* _Exercise description_
Below are some entries. Work out how many of their lines hold the word "true", and write that number alone.

[Website and app data records]

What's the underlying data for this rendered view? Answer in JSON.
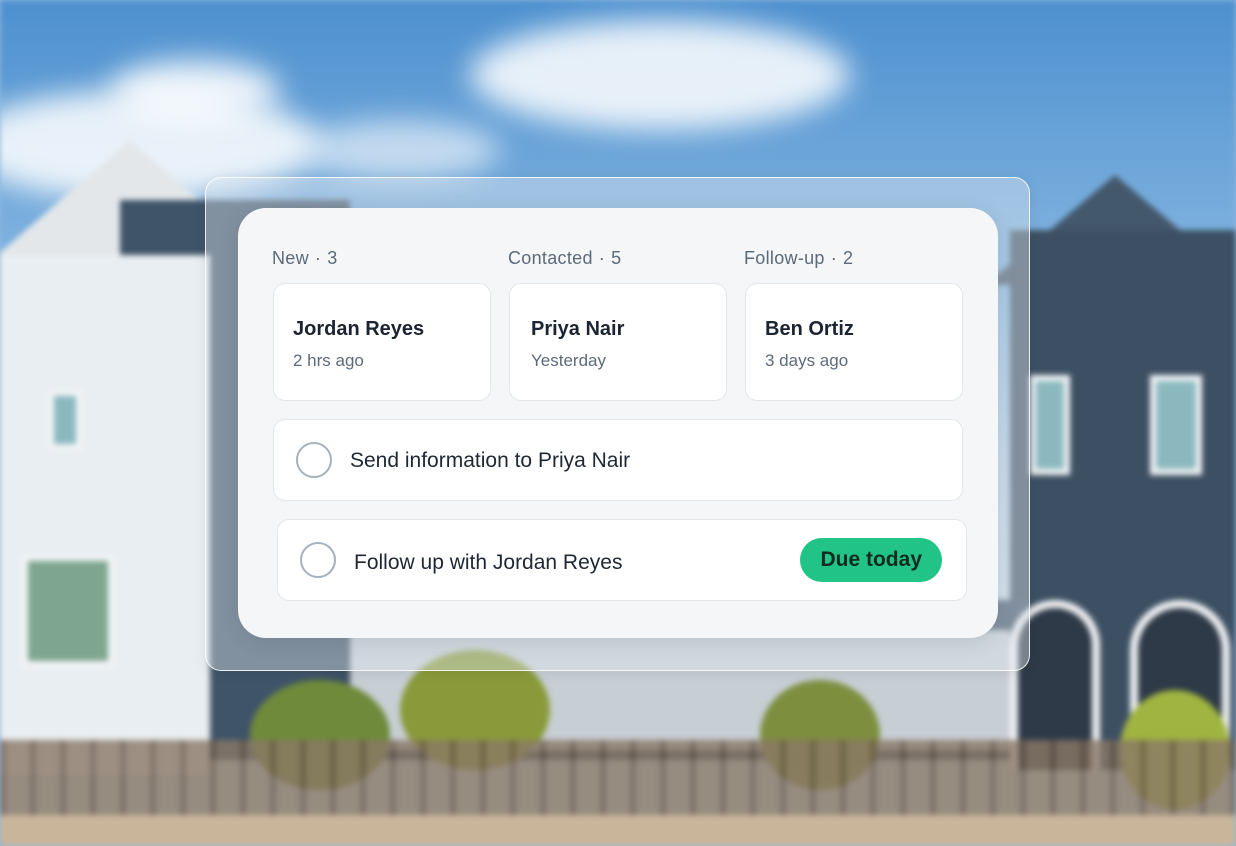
{
  "columns": [
    {
      "label": "New",
      "count": "3"
    },
    {
      "label": "Contacted",
      "count": "5"
    },
    {
      "label": "Follow-up",
      "count": "2"
    }
  ],
  "leads": [
    {
      "name": "Jordan Reyes",
      "time": "2 hrs ago"
    },
    {
      "name": "Priya Nair",
      "time": "Yesterday"
    },
    {
      "name": "Ben Ortiz",
      "time": "3 days ago"
    }
  ],
  "tasks": [
    {
      "label": "Send information to Priya Nair",
      "badge": ""
    },
    {
      "label": "Follow up with Jordan Reyes",
      "badge": "Due today"
    }
  ],
  "colors": {
    "badge": "#21c486",
    "card_bg": "#f4f6f8",
    "text_primary": "#1b2430",
    "text_secondary": "#5d6b79"
  }
}
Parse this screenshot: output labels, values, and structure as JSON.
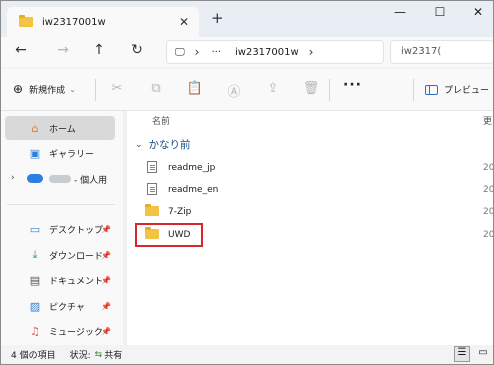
{
  "tab": {
    "title": "iw2317001w"
  },
  "address": {
    "crumb": "iw2317001w",
    "search_text": "iw2317("
  },
  "toolbar": {
    "new_label": "新規作成",
    "preview_label": "プレビュー"
  },
  "sidebar": {
    "home": "ホーム",
    "gallery": "ギャラリー",
    "onedrive": "- 個人用",
    "desktop": "デスクトップ",
    "downloads": "ダウンロード",
    "documents": "ドキュメント",
    "pictures": "ピクチャ",
    "music": "ミュージック"
  },
  "content": {
    "column_name": "名前",
    "column_date": "更",
    "group": "かなり前",
    "files": [
      {
        "name": "readme_jp",
        "type": "document",
        "date": "20"
      },
      {
        "name": "readme_en",
        "type": "document",
        "date": "20"
      },
      {
        "name": "7-Zip",
        "type": "folder",
        "date": "20"
      },
      {
        "name": "UWD",
        "type": "folder",
        "date": "20"
      }
    ]
  },
  "status": {
    "count": "4 個の項目",
    "state_label": "状況:",
    "state_value": "共有"
  },
  "colors": {
    "highlight": "#d8262d",
    "folder": "#f3c443",
    "accent": "#2f6fbf"
  }
}
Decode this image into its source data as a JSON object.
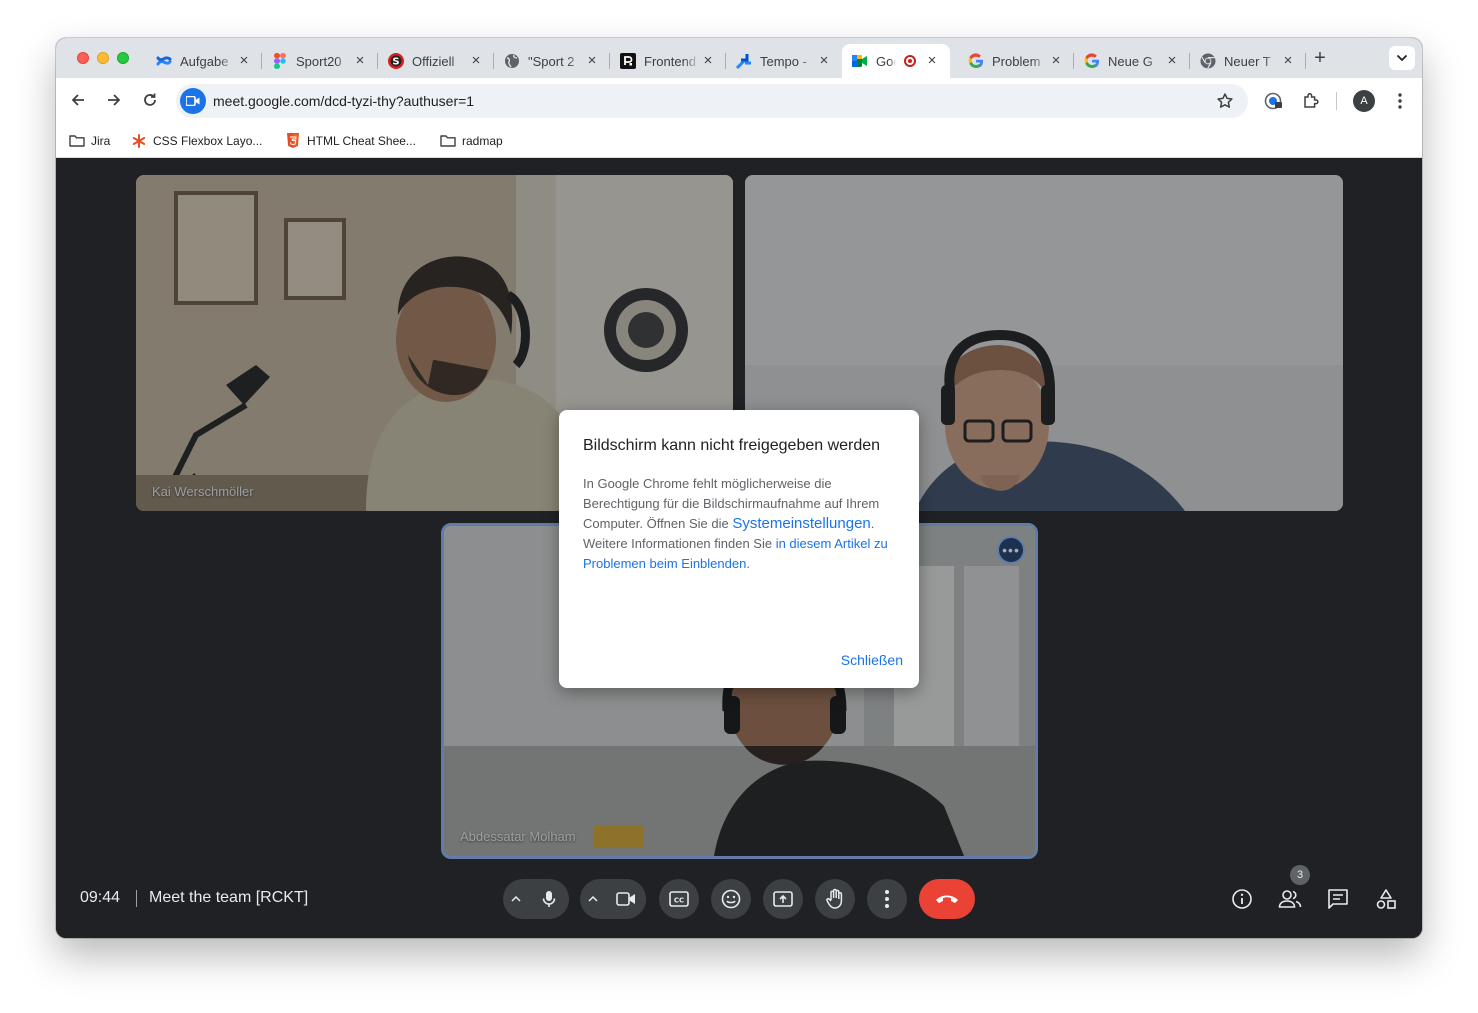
{
  "browser": {
    "tabs": [
      {
        "title": "Aufgabe",
        "icon": "confluence-icon"
      },
      {
        "title": "Sport20",
        "icon": "figma-icon"
      },
      {
        "title": "Offiziell",
        "icon": "s-logo-icon"
      },
      {
        "title": "\"Sport 2",
        "icon": "globe-icon"
      },
      {
        "title": "Frontend",
        "icon": "r-logo-icon"
      },
      {
        "title": "Tempo -",
        "icon": "tempo-icon"
      },
      {
        "title": "Goo",
        "icon": "google-meet-icon",
        "active": true,
        "recording": true
      },
      {
        "title": "Problem",
        "icon": "google-icon"
      },
      {
        "title": "Neue G",
        "icon": "google-icon"
      },
      {
        "title": "Neuer T",
        "icon": "chrome-icon"
      }
    ],
    "url": "meet.google.com/dcd-tyzi-thy?authuser=1",
    "profile_initial": "A",
    "bookmarks": [
      {
        "label": "Jira",
        "icon": "folder-icon"
      },
      {
        "label": "CSS Flexbox Layo...",
        "icon": "asterisk-icon"
      },
      {
        "label": "HTML Cheat Shee...",
        "icon": "html5-icon"
      },
      {
        "label": "radmap",
        "icon": "folder-icon"
      }
    ]
  },
  "meet": {
    "participants": [
      {
        "name": "Kai Werschmöller"
      },
      {
        "name": ""
      },
      {
        "name": "Abdessatar Molham"
      }
    ],
    "dialog": {
      "title": "Bildschirm kann nicht freigegeben werden",
      "body_1": "In Google Chrome fehlt möglicherweise die Berechtigung für die Bildschirmaufnahme auf Ihrem Computer. Öffnen Sie die ",
      "link_settings": "Systemeinstellungen",
      "body_2": ". Weitere Informationen finden Sie ",
      "link_article": "in diesem Artikel zu Problemen beim Einblenden",
      "body_3": ".",
      "close_label": "Schließen"
    },
    "bottom_bar": {
      "time": "09:44",
      "meeting_title": "Meet the team [RCKT]",
      "participant_count": "3"
    },
    "colors": {
      "accent": "#1a73e8",
      "hangup": "#ea4335",
      "control_bg": "#3c4043",
      "stage_bg": "#202124"
    }
  }
}
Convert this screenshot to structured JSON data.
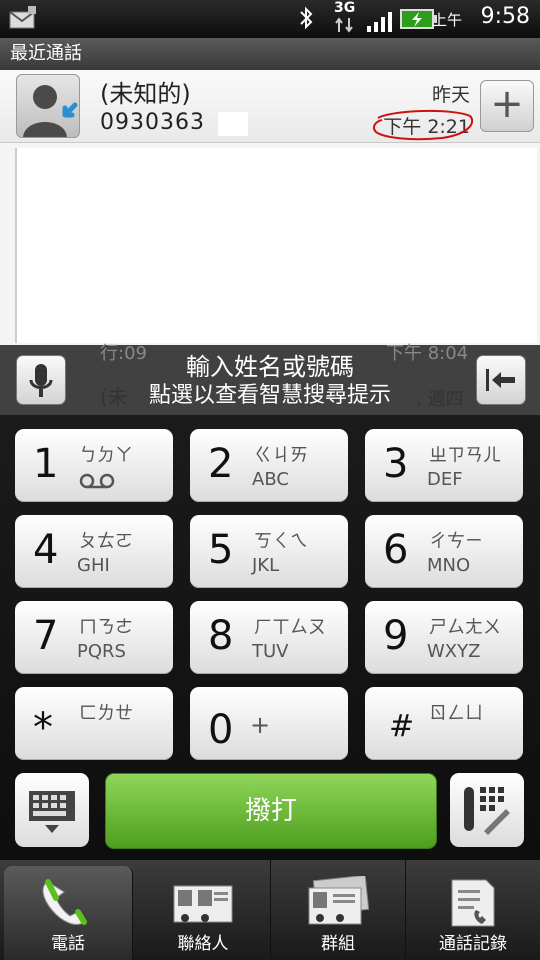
{
  "status_bar": {
    "network": "3G",
    "ampm": "上午",
    "time": "9:58"
  },
  "header": {
    "title": "最近通話"
  },
  "recent_calls": {
    "items": [
      {
        "name": "(未知的)",
        "number": "0930363",
        "date": "昨天",
        "time": "下午 2:21",
        "add_label": "+"
      }
    ],
    "ghost_rows": [
      {
        "text": "行:09",
        "time": "下午 8:04"
      },
      {
        "text": "(未",
        "time": ", 週四"
      }
    ]
  },
  "search": {
    "title": "輸入姓名或號碼",
    "hint": "點選以查看智慧搜尋提示"
  },
  "keypad": {
    "keys": [
      {
        "digit": "1",
        "bopo": "ㄅㄉㄚ",
        "letters": ""
      },
      {
        "digit": "2",
        "bopo": "ㄍㄐㄞ",
        "letters": "ABC"
      },
      {
        "digit": "3",
        "bopo": "ㄓㄗㄢㄦ",
        "letters": "DEF"
      },
      {
        "digit": "4",
        "bopo": "ㄆㄊㄛ",
        "letters": "GHI"
      },
      {
        "digit": "5",
        "bopo": "ㄎㄑㄟ",
        "letters": "JKL"
      },
      {
        "digit": "6",
        "bopo": "ㄔㄘㄧ",
        "letters": "MNO"
      },
      {
        "digit": "7",
        "bopo": "ㄇㄋㄜ",
        "letters": "PQRS"
      },
      {
        "digit": "8",
        "bopo": "ㄏㄒㄙㄡ",
        "letters": "TUV"
      },
      {
        "digit": "9",
        "bopo": "ㄕㄙㄤㄨ",
        "letters": "WXYZ"
      },
      {
        "digit": "*",
        "bopo": "ㄈㄌㄝ",
        "letters": ""
      },
      {
        "digit": "0",
        "bopo": "+",
        "letters": ""
      },
      {
        "digit": "#",
        "bopo": "ㄖㄥㄩ",
        "letters": ""
      }
    ],
    "call_label": "撥打"
  },
  "tabs": [
    {
      "label": "電話",
      "active": true
    },
    {
      "label": "聯絡人",
      "active": false
    },
    {
      "label": "群組",
      "active": false
    },
    {
      "label": "通話記錄",
      "active": false
    }
  ],
  "colors": {
    "call_green": "#6cba35",
    "annotation_red": "#d01010"
  }
}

* _Answer to this task_
3